[Element data from apps and pages]
-- Opening Marker --
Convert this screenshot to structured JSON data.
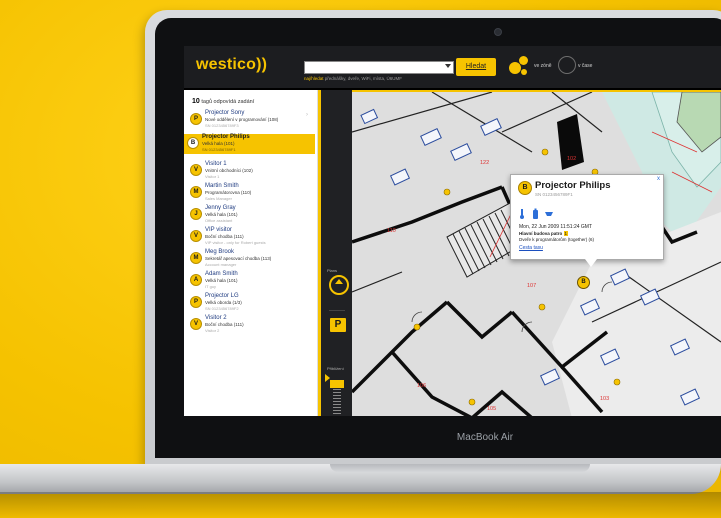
{
  "app": {
    "logo": "westico))",
    "search_hint_prefix": "naj/hledat",
    "search_hint": "přednášky, dveře, WiFi, místa, Ú6UMF",
    "search_button": "Hledat",
    "zone_label": "ve zóně",
    "history_label": "v čase",
    "colors": {
      "accent": "#f6c300",
      "dark": "#1c1d20",
      "link": "#1f3b80"
    }
  },
  "results": {
    "count": "10",
    "count_label": "tagů odpovídá zadání",
    "items": [
      {
        "badge": "P",
        "name": "Projector Sony",
        "loc": "Nové oddělení v programování (108)",
        "sub": "SN 0123456789F3"
      },
      {
        "badge": "B",
        "name": "Projector Philips",
        "loc": "Velká hala (101)",
        "sub": "SN 0123456789F1"
      },
      {
        "badge": "V",
        "name": "Visitor 1",
        "loc": "Vnitrní obchodníci (102)",
        "sub": "Visitor 1"
      },
      {
        "badge": "M",
        "name": "Martin Smith",
        "loc": "Programátorovna (110)",
        "sub": "Sales Manager"
      },
      {
        "badge": "J",
        "name": "Jenny Gray",
        "loc": "Velká hala (101)",
        "sub": "Office assistant"
      },
      {
        "badge": "V",
        "name": "VIP visitor",
        "loc": "Boční chodba (111)",
        "sub": "VIP visitor - only for Robert guests"
      },
      {
        "badge": "M",
        "name": "Meg Brook",
        "loc": "Sekretář apesovací chodba (113)",
        "sub": "Account manager"
      },
      {
        "badge": "A",
        "name": "Adam Smith",
        "loc": "Velká hala (101)",
        "sub": "IT guy"
      },
      {
        "badge": "P",
        "name": "Projector LG",
        "loc": "Velká oborda (1/3)",
        "sub": "SN 0123456789F2"
      },
      {
        "badge": "V",
        "name": "Visitor 2",
        "loc": "Boční chodba (111)",
        "sub": "Visitor 2"
      }
    ]
  },
  "toolbar": {
    "plans_label": "Plans",
    "parking": "P",
    "zoom_label": "Přiblížení"
  },
  "map": {
    "rooms": [
      "122",
      "102",
      "110",
      "107",
      "106",
      "105",
      "103"
    ],
    "popup": {
      "badge": "B",
      "title": "Projector Philips",
      "serial": "SN 0123456789F1",
      "date": "Mon, 22 Jun 2009 11:51:24 GMT",
      "building": "Hlavní budova patro",
      "floor": "1",
      "zone": "Dveře k programátorům (together) (6)",
      "link": "Cesta tasu",
      "close": "x"
    }
  },
  "device": {
    "label": "MacBook Air"
  }
}
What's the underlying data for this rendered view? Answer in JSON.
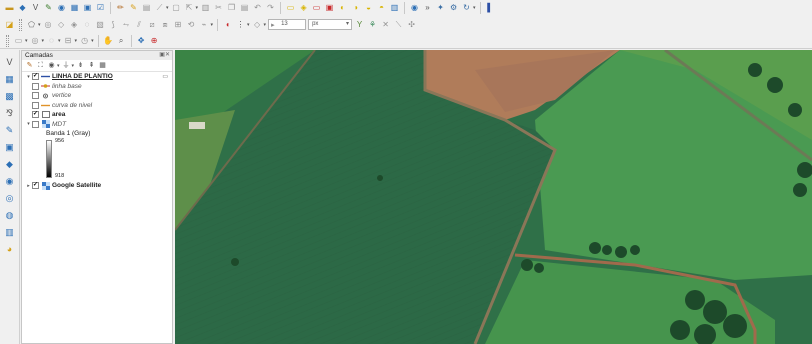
{
  "toolbar_top": {
    "icons": [
      "open-project-icon",
      "new-project-icon",
      "digitize-icon",
      "edit-icon",
      "save-icon",
      "save-as-icon",
      "print-layout-icon",
      "layout-manager-icon",
      "pencil-icon",
      "edit-toggle-icon",
      "add-feature-icon",
      "vertex-tool-icon",
      "move-feature-icon",
      "delete-icon",
      "cut-icon",
      "copy-icon",
      "paste-icon",
      "undo-icon",
      "redo-icon",
      "label-icon",
      "label-pin-icon",
      "label-show-icon",
      "label-move-icon",
      "label-rotate-icon",
      "label-change-icon",
      "label-hide-icon",
      "database-icon",
      "identify-icon",
      "python-icon",
      "plugin-icon",
      "refresh-icon",
      "help-icon"
    ]
  },
  "toolbar_mid": {
    "width_value": "13",
    "unit_select": "px"
  },
  "layers": {
    "title": "Camadas",
    "items": [
      {
        "label": "LINHA DE PLANTIO",
        "checked": true,
        "style": "bold underline",
        "symbol": "line",
        "expander": "▾"
      },
      {
        "label": "linha base",
        "checked": false,
        "style": "italic",
        "symbol": "line-vertex",
        "expander": ""
      },
      {
        "label": "vertice",
        "checked": false,
        "style": "italic",
        "symbol": "point",
        "expander": ""
      },
      {
        "label": "curva de nivel",
        "checked": false,
        "style": "italic",
        "symbol": "line-orange",
        "expander": ""
      },
      {
        "label": "area",
        "checked": true,
        "style": "bold",
        "symbol": "polygon",
        "expander": ""
      },
      {
        "label": "MDT",
        "checked": false,
        "style": "italic",
        "symbol": "raster",
        "expander": "▾"
      },
      {
        "label": "Banda 1 (Gray)",
        "checked": false,
        "style": "plain",
        "symbol": "",
        "expander": ""
      },
      {
        "label": "Google Satellite",
        "checked": true,
        "style": "bold",
        "symbol": "raster",
        "expander": "▸"
      }
    ],
    "legend_max": "956",
    "legend_min": "918"
  }
}
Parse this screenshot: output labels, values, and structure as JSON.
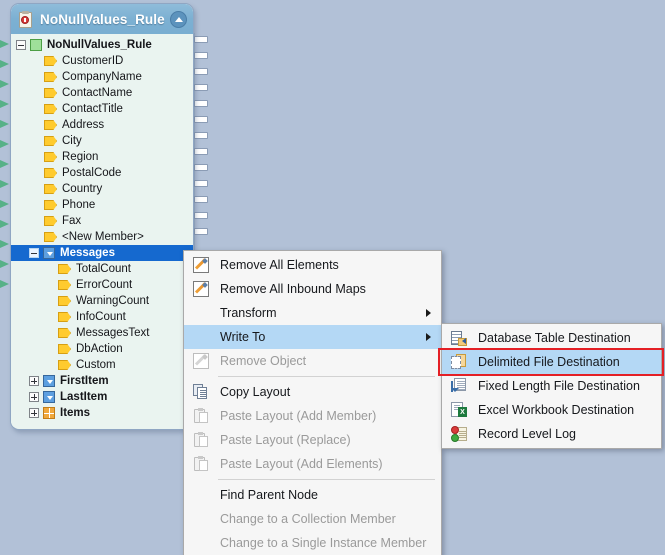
{
  "node_panel": {
    "header": {
      "title": "NoNullValues_Rule",
      "icon": "clipboard-record-icon",
      "collapse_icon": "chevron-up-icon"
    },
    "tree": [
      {
        "label": "NoNullValues_Rule",
        "icon": "green-square-icon",
        "expander": "minus",
        "depth": 0,
        "selected": false,
        "bold": true
      },
      {
        "label": "CustomerID",
        "icon": "yellow-pentagon-icon",
        "expander": "none",
        "depth": 1,
        "selected": false,
        "bold": false
      },
      {
        "label": "CompanyName",
        "icon": "yellow-pentagon-icon",
        "expander": "none",
        "depth": 1,
        "selected": false,
        "bold": false
      },
      {
        "label": "ContactName",
        "icon": "yellow-pentagon-icon",
        "expander": "none",
        "depth": 1,
        "selected": false,
        "bold": false
      },
      {
        "label": "ContactTitle",
        "icon": "yellow-pentagon-icon",
        "expander": "none",
        "depth": 1,
        "selected": false,
        "bold": false
      },
      {
        "label": "Address",
        "icon": "yellow-pentagon-icon",
        "expander": "none",
        "depth": 1,
        "selected": false,
        "bold": false
      },
      {
        "label": "City",
        "icon": "yellow-pentagon-icon",
        "expander": "none",
        "depth": 1,
        "selected": false,
        "bold": false
      },
      {
        "label": "Region",
        "icon": "yellow-pentagon-icon",
        "expander": "none",
        "depth": 1,
        "selected": false,
        "bold": false
      },
      {
        "label": "PostalCode",
        "icon": "yellow-pentagon-icon",
        "expander": "none",
        "depth": 1,
        "selected": false,
        "bold": false
      },
      {
        "label": "Country",
        "icon": "yellow-pentagon-icon",
        "expander": "none",
        "depth": 1,
        "selected": false,
        "bold": false
      },
      {
        "label": "Phone",
        "icon": "yellow-pentagon-icon",
        "expander": "none",
        "depth": 1,
        "selected": false,
        "bold": false
      },
      {
        "label": "Fax",
        "icon": "yellow-pentagon-icon",
        "expander": "none",
        "depth": 1,
        "selected": false,
        "bold": false
      },
      {
        "label": "<New Member>",
        "icon": "yellow-pentagon-icon",
        "expander": "none",
        "depth": 1,
        "selected": false,
        "bold": false
      },
      {
        "label": "Messages",
        "icon": "blue-node-icon",
        "expander": "minus",
        "depth": 1,
        "selected": true,
        "bold": true
      },
      {
        "label": "TotalCount",
        "icon": "yellow-pentagon-icon",
        "expander": "none",
        "depth": 2,
        "selected": false,
        "bold": false
      },
      {
        "label": "ErrorCount",
        "icon": "yellow-pentagon-icon",
        "expander": "none",
        "depth": 2,
        "selected": false,
        "bold": false
      },
      {
        "label": "WarningCount",
        "icon": "yellow-pentagon-icon",
        "expander": "none",
        "depth": 2,
        "selected": false,
        "bold": false
      },
      {
        "label": "InfoCount",
        "icon": "yellow-pentagon-icon",
        "expander": "none",
        "depth": 2,
        "selected": false,
        "bold": false
      },
      {
        "label": "MessagesText",
        "icon": "yellow-pentagon-icon",
        "expander": "none",
        "depth": 2,
        "selected": false,
        "bold": false
      },
      {
        "label": "DbAction",
        "icon": "yellow-pentagon-icon",
        "expander": "none",
        "depth": 2,
        "selected": false,
        "bold": false
      },
      {
        "label": "Custom",
        "icon": "yellow-pentagon-icon",
        "expander": "none",
        "depth": 2,
        "selected": false,
        "bold": false
      },
      {
        "label": "FirstItem",
        "icon": "blue-node-icon",
        "expander": "plus",
        "depth": 1,
        "selected": false,
        "bold": true
      },
      {
        "label": "LastItem",
        "icon": "blue-node-icon",
        "expander": "plus",
        "depth": 1,
        "selected": false,
        "bold": true
      },
      {
        "label": "Items",
        "icon": "orange-grid-icon",
        "expander": "plus",
        "depth": 1,
        "selected": false,
        "bold": true
      }
    ]
  },
  "context_menu": [
    {
      "label": "Remove All Elements",
      "icon": "pencil-icon",
      "disabled": false,
      "submenu": false,
      "highlighted": false,
      "separator_after": false
    },
    {
      "label": "Remove All Inbound Maps",
      "icon": "pencil-icon",
      "disabled": false,
      "submenu": false,
      "highlighted": false,
      "separator_after": false
    },
    {
      "label": "Transform",
      "icon": "none",
      "disabled": false,
      "submenu": true,
      "highlighted": false,
      "separator_after": false
    },
    {
      "label": "Write To",
      "icon": "none",
      "disabled": false,
      "submenu": true,
      "highlighted": true,
      "separator_after": false
    },
    {
      "label": "Remove Object",
      "icon": "pencil-dim-icon",
      "disabled": true,
      "submenu": false,
      "highlighted": false,
      "separator_after": true
    },
    {
      "label": "Copy Layout",
      "icon": "copy-icon",
      "disabled": false,
      "submenu": false,
      "highlighted": false,
      "separator_after": false
    },
    {
      "label": "Paste Layout (Add Member)",
      "icon": "paste-icon",
      "disabled": true,
      "submenu": false,
      "highlighted": false,
      "separator_after": false
    },
    {
      "label": "Paste Layout (Replace)",
      "icon": "paste-icon",
      "disabled": true,
      "submenu": false,
      "highlighted": false,
      "separator_after": false
    },
    {
      "label": "Paste Layout (Add Elements)",
      "icon": "paste-icon",
      "disabled": true,
      "submenu": false,
      "highlighted": false,
      "separator_after": true
    },
    {
      "label": "Find Parent Node",
      "icon": "none",
      "disabled": false,
      "submenu": false,
      "highlighted": false,
      "separator_after": false
    },
    {
      "label": "Change to a Collection Member",
      "icon": "none",
      "disabled": true,
      "submenu": false,
      "highlighted": false,
      "separator_after": false
    },
    {
      "label": "Change to a Single Instance Member",
      "icon": "none",
      "disabled": true,
      "submenu": false,
      "highlighted": false,
      "separator_after": false
    }
  ],
  "submenu": {
    "parent": "Write To",
    "items": [
      {
        "label": "Database Table Destination",
        "icon": "database-table-icon",
        "highlighted": false,
        "outlined": false
      },
      {
        "label": "Delimited File Destination",
        "icon": "delimited-file-icon",
        "highlighted": true,
        "outlined": true
      },
      {
        "label": "Fixed Length File Destination",
        "icon": "fixed-length-file-icon",
        "highlighted": false,
        "outlined": false
      },
      {
        "label": "Excel Workbook Destination",
        "icon": "excel-workbook-icon",
        "highlighted": false,
        "outlined": false
      },
      {
        "label": "Record Level Log",
        "icon": "record-level-log-icon",
        "highlighted": false,
        "outlined": false
      }
    ]
  },
  "excel_glyph": "X",
  "colors": {
    "canvas_background": "#b2c1d7",
    "panel_background": "#eaf4f0",
    "panel_header": "#7cb0d2",
    "selection_blue": "#1569cf",
    "menu_highlight": "#b4d8f5",
    "red_outline": "#e41f25"
  }
}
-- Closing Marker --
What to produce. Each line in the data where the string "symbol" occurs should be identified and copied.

Task output.
        "symbol": "line",
        "symbol": "line-vertex",
        "symbol": "point",
        "symbol": "line-orange",
        "symbol": "polygon",
        "symbol": "raster",
        "symbol": "",
        "symbol": "raster",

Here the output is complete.